The family and our best friends went on safari to eat our way down Shattuck Avenue in Berkeley today, and discovered that there are a lot of new additions since our last trip. Across the street from the Cheese Board is a new mini-Ferry Building called “Epicurious Garden”, which contains a sushi place, a soup place, a very tempting looking taqueria, an Imperial Tea Court, and a place called Alegio Chocolate.
Alegio is a small chocolate shop that sells the product of two premium producers, Pralus, an old-line French manufacturer, and Enric Rovira (quite a stunning website), a Barcelona producer I had never seen before. The Rovira line includes a dizzying array of Bombolas, which are various nuggets of goodness covered in chocolate. (I saw coffee, pink peppercorn, tea, and at leat five others. The website lists (in Spanish): two kinds of coffee, two kinds of almonds, hazelnut, ginger, cacao, corn, orange peel, caramel-cola, red pepper, violets, squash seeds, “cansalada?”, lime, and smoked cacao.) They also have straight 75% from Rovira, which is exceptionally smooth and somewhat herbal tasting.
This trip, I got the naranja (orange) and maiz (corn) Bombolas, and they are astounding. Each is covered in a different way, the corn with straight chocolate, and the orange with chocolate and powdered sugar. The corn is toasted, and blends in a very unusual way with the chocolate. I was curious about this pairing, since this is the classic Aztec/Mayan combination. The one flavor note missing in chocolate is salt (it contains almost none), and the corn fills this note in. One of my other favorite compounded chocolate confections is the Recchutti salted caramel. Done right, salt+chocolate is a great combination. Wendy thought it sort of was like a chocolate frito, which to my mind is not all bad.
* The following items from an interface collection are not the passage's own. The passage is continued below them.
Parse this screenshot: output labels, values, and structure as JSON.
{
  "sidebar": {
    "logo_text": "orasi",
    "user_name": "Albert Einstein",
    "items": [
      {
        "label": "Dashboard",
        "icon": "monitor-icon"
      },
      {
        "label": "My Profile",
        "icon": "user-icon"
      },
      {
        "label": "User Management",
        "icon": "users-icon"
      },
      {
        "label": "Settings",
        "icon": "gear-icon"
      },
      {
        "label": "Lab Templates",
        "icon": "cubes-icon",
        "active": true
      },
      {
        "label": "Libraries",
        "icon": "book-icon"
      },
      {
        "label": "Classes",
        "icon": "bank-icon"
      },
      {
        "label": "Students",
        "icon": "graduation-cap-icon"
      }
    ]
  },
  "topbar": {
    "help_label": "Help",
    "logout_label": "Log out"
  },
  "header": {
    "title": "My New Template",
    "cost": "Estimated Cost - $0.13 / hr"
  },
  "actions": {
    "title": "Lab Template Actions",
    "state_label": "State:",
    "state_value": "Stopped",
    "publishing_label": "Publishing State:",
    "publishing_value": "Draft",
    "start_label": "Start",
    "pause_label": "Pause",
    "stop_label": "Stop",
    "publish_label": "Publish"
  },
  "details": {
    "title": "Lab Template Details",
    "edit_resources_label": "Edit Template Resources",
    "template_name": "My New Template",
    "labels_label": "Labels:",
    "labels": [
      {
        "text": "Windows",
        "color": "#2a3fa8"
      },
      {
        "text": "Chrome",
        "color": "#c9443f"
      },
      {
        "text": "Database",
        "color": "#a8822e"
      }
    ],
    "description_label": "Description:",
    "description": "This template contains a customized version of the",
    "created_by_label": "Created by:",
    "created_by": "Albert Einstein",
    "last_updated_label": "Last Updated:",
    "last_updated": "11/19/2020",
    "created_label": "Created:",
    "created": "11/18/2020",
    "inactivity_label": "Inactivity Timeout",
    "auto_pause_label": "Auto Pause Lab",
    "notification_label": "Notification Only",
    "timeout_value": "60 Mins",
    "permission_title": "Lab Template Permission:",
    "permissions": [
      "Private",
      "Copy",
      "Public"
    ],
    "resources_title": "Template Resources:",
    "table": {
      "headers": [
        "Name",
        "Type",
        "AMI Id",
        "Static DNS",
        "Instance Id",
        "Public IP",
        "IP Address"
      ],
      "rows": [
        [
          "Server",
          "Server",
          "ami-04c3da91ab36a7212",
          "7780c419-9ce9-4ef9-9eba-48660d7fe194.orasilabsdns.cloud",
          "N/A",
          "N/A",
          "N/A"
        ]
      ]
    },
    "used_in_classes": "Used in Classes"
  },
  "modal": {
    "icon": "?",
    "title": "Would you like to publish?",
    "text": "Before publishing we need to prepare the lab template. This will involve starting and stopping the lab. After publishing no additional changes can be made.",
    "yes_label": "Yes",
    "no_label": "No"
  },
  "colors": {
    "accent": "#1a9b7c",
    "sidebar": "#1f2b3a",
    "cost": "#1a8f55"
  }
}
It’s a nice change from the overly sweet sort of truffle/covered items that one usually finds. Quite pleasant, and defintely in the El Bulli tradition of experimental (and $$$) Spanish cuisine. The Rovira items are quite expensive, running $4-5 an oz!
For research purposes, I also grabbed a bar each of the Pralus Ghana Forestero, Madagascar Criollo, and Venezuela Trintario. The idea of Madagacar Criollo is an odd one, as this is usually an exclusively Latin American bean. Apparently, Pralus now owns their own farm and fermentation facility on Madagascar and has started cultivating a South American strain there. Haven’t tasted yet, but will post notes when I do.
The great thing about Alegio is that they are definitely moving in the direction of marketing single origin dark chocolate in the same model as wine. Same quality of marketing, same model of tasting notes. The level of finish and design on these products (outside of the actual chocolate) is a little intimidating. Just check out the Rovira website to see what I mean.
One other item of interest found while looking for the Alegio web site. There is a regular Berkeley Chocolate Club that meets for monthly tastings. On the list for investigation.